In the same manner that we show compassion to ourselves, perhaps we could also understand that our family, friends, loved ones and people we work with are also going through this too. And whilst they may not be experiencing things the same, the pressure is also there. There is a lot of anger around, particularly towards authority for many reasons at the moment, and anger can often be redirected to others when it is not able to be expressed. This is not to say to not respect yourself or your boundaries, but rather to understand people might not be able to give their all at the moment and that we all cope with stress in different ways. If you do experience difficulties, anger or conflict with others to try not to take things too personally; it might not be really about you.
Counterinutitively, we could also tune in to how we’re really doing and to be honest with what we are able to do and what we need from others. This may involve asking for support or help for some and for others cutting back from some commitments or postponing them for another time. This may sound selfish and in a way it is, but it's respecting your boundaries and that’s healthy! It's only when you respect your own boundaries that you can effectively help yourself and be there for others in a sustainable way.
Finally maybe we can learn to let go of that need for us to feel like we should always be fine and unaffected by what’s going on around us. We aren’t machines and perhaps if there are some beneficial things to come out of this crisis it will be to help us to get in touch with our feelings and sense of humanity for one another.
If you are finding yourself affected by fatigue or low mood and lack of motivation counselling can help to give you a space to explore what is going on for you and to reconnect with yourself.

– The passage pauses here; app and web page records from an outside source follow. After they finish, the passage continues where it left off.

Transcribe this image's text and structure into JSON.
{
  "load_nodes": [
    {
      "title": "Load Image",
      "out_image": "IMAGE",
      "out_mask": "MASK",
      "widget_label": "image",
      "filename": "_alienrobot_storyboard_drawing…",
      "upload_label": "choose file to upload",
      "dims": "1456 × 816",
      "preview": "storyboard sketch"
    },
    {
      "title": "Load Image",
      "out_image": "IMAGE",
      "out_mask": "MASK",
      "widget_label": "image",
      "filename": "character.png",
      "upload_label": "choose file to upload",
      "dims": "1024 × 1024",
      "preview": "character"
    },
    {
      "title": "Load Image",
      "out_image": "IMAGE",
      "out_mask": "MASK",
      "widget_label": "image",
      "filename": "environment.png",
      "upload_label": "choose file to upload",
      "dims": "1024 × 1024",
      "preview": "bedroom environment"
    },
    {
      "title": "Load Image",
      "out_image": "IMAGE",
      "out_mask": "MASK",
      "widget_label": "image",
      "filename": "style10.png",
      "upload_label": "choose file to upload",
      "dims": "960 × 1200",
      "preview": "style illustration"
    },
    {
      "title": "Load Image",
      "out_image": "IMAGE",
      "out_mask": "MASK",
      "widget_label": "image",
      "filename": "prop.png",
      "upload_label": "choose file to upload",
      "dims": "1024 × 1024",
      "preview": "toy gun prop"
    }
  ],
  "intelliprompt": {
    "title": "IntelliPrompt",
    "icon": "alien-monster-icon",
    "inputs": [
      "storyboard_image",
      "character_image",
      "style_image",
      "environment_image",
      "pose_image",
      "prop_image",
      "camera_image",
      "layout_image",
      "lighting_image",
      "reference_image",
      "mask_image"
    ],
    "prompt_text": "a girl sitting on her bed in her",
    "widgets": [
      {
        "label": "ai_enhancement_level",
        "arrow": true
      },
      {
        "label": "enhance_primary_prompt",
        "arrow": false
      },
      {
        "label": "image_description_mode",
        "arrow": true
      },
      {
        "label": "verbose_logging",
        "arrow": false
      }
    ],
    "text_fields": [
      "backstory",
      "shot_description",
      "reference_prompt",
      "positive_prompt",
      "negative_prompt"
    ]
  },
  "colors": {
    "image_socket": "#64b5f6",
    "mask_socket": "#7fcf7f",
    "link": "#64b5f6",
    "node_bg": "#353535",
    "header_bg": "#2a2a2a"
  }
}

If you are interested in finding out more about counselling or booking an initial counselling session email at firstname.lastname@example.org or call or text on 07445 551287.